__DATA SECTION__:
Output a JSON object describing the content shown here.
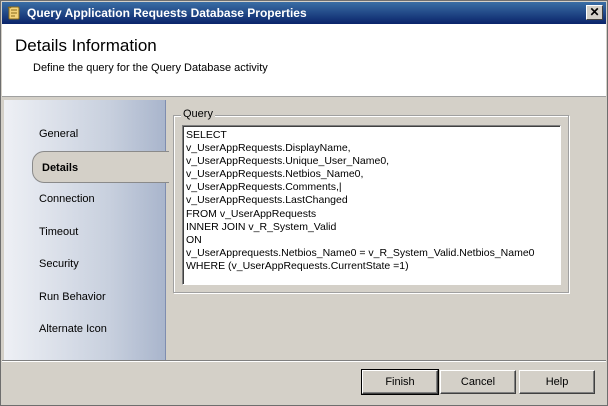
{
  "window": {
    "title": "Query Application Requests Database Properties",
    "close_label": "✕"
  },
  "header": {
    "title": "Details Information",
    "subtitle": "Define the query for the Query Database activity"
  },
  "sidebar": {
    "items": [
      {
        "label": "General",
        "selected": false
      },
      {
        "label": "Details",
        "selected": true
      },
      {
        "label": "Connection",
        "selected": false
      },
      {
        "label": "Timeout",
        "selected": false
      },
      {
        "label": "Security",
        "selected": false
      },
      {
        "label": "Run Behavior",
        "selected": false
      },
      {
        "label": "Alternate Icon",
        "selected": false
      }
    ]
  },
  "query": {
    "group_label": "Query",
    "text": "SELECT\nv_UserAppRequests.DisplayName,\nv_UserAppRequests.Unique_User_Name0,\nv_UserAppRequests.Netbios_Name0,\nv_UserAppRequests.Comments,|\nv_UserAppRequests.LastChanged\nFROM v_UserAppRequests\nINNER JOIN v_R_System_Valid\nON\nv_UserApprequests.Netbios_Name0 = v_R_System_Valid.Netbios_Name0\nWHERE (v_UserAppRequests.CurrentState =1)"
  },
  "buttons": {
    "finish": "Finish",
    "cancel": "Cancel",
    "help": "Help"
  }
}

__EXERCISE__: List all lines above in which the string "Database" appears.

__YOUR SOLUTION__:
    "title": "Query Application Requests Database Properties",
    "subtitle": "Define the query for the Query Database activity"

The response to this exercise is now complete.